 For example, in epilepsy, some seizures occur preferentially during the drowsy state (Stage 1) or slow-wave sleep (Stage 3 and Stage 4). Therefore, the sleep staging detections may be used to modulate delivered therapy. For example, high frequency stimulation may be delivered in response to paroxysmal events during Stage 3 and Stage 4 sleep, while low frequency stimulation may be delivered during Stage 2 sleep, wake, and REM sleep, when seizures are less likely to occur.
 Similarly, sleep disturbances and or disruptions are often associated with depression. An implantable sleep staging device may be used to monitor sleep disruptions and provide feedback to the physician about the patient's sleep quality as another metric of the patient's overall health. In addition, there is often a circadian mood cycle with depression, and an implantable device that could detect sleep stages may be used to allocate therapy in accordance to the patient's circadian cycle. For example, in patients who have worsening of mood in the morning, increased therapy may be provided in response to the detection of Stage 1 or the transition from Stage 1 to wake. This may be preferable to a scheduled increase in therapy dosage since patients may follow a different sleep routine from day to day. In addition to treating the mood symptoms, stimulation or drug therapy may also be provided in response to different sleep stages in order to better regulate sleep.

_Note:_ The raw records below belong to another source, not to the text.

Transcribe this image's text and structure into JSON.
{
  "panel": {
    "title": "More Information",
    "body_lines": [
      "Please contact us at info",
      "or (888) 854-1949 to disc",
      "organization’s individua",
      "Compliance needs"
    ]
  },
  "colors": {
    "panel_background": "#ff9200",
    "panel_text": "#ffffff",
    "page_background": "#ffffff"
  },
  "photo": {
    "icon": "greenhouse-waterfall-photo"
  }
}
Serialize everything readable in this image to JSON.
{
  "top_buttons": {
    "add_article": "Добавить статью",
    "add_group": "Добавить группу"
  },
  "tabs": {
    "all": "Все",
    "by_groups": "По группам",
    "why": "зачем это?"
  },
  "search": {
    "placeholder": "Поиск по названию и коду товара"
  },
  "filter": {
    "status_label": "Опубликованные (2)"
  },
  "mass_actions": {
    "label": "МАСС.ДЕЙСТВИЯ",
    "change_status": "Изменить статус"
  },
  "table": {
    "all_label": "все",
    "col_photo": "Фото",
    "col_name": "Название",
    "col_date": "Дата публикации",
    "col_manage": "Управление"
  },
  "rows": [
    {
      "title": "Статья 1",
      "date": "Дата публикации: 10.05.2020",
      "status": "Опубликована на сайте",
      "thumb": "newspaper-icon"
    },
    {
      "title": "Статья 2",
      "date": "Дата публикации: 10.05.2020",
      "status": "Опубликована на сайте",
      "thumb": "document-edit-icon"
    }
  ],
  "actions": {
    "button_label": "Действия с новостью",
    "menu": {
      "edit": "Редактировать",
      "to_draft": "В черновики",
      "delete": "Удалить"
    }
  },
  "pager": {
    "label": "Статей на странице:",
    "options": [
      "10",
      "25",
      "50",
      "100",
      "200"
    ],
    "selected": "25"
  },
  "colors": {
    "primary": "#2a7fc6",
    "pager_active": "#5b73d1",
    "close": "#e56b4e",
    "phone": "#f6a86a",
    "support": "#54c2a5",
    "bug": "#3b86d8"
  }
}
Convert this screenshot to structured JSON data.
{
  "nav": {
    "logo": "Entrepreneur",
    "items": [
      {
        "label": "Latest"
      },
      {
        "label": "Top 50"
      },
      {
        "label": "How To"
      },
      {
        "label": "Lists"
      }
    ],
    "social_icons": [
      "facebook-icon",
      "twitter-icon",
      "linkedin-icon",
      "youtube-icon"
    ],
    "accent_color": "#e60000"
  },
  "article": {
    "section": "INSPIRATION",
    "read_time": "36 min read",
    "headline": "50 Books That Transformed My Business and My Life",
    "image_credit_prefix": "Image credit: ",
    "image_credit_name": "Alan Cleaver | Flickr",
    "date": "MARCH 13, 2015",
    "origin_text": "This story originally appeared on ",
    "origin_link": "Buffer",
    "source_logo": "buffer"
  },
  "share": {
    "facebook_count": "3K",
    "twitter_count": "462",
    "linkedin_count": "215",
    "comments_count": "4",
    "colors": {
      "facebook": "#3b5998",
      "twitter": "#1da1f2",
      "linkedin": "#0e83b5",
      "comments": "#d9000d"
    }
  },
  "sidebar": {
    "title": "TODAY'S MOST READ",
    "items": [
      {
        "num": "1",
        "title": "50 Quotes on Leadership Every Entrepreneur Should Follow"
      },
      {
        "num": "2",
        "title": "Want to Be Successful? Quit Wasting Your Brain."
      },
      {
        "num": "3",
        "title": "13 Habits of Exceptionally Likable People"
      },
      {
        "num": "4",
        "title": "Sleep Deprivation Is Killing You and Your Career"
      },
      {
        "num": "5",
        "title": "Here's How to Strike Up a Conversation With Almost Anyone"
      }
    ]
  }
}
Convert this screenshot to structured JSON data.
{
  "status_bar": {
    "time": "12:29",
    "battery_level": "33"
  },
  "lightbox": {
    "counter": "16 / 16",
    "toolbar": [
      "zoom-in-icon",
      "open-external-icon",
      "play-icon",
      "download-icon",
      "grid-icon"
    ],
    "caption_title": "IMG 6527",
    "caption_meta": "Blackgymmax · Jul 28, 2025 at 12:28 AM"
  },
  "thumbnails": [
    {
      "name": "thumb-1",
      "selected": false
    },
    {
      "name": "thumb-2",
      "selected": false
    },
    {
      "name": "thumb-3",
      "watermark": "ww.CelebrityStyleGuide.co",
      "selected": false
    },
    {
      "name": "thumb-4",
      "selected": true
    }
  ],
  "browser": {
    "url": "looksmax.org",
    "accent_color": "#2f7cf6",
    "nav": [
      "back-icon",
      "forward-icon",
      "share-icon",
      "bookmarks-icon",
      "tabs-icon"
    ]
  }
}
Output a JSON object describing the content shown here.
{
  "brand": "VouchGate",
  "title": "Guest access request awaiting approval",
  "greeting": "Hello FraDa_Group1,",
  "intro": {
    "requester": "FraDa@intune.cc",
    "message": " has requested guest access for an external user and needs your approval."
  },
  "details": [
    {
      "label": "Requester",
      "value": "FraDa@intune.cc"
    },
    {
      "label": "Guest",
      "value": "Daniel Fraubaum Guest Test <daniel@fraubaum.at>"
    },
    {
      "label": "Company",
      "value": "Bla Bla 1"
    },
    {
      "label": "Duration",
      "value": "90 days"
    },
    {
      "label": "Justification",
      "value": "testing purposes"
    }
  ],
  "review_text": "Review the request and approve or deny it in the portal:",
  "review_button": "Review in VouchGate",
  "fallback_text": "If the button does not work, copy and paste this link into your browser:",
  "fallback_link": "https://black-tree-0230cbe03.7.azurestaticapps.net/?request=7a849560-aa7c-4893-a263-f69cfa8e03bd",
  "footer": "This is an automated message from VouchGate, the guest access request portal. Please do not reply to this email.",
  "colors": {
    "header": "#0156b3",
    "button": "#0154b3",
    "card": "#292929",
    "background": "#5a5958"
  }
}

 In another example, with movement disorders such as Parkinson's disease and essential tremor, an implantable device as described herein can be used as a sleep staging detector in conjunction with an implantable stimulator in order to regulate the amount of stimulation a patient receives during sleep. In some cases, stimulation may be turned off or greatly reduced when Stage 3 or Stage 4 sleep is detected. Limiting or reducing stimulation when it is not necessary can increase the battery life of the stimulator.
 All publications, patents, and patent applications cited herein are hereby incorporated by reference in their entirety for all purposes to the same extent as if each individual publication, patent, or patent application were specifically and individually indicated to be so incorporated by reference. Although the foregoing implantable devices and their methods of use have been described in some detail by way of illustration and example for purposes of clarity of understanding, it will be readily apparent to those of ordinary skill in the art, in light of the description herein provided, that certain changes and modifications may be made thereto without departing from the spirit and scope of the appended claims.
Patent applications by Barbara Gibb, Foster City, CA US
Patent applications by Benjamin D. Pless, Atherton, CA US
Patent applications by Felice Sun, Palo Alto, CA US
Patent applications by NeuroPace, Inc.
Patent applications in class Via monitoring a plurality of physiological data, e.g., pulse and blood pressure
Patent applications in all subclasses Via monitoring a plurality of physiological data, e.g., pulse and blood pressure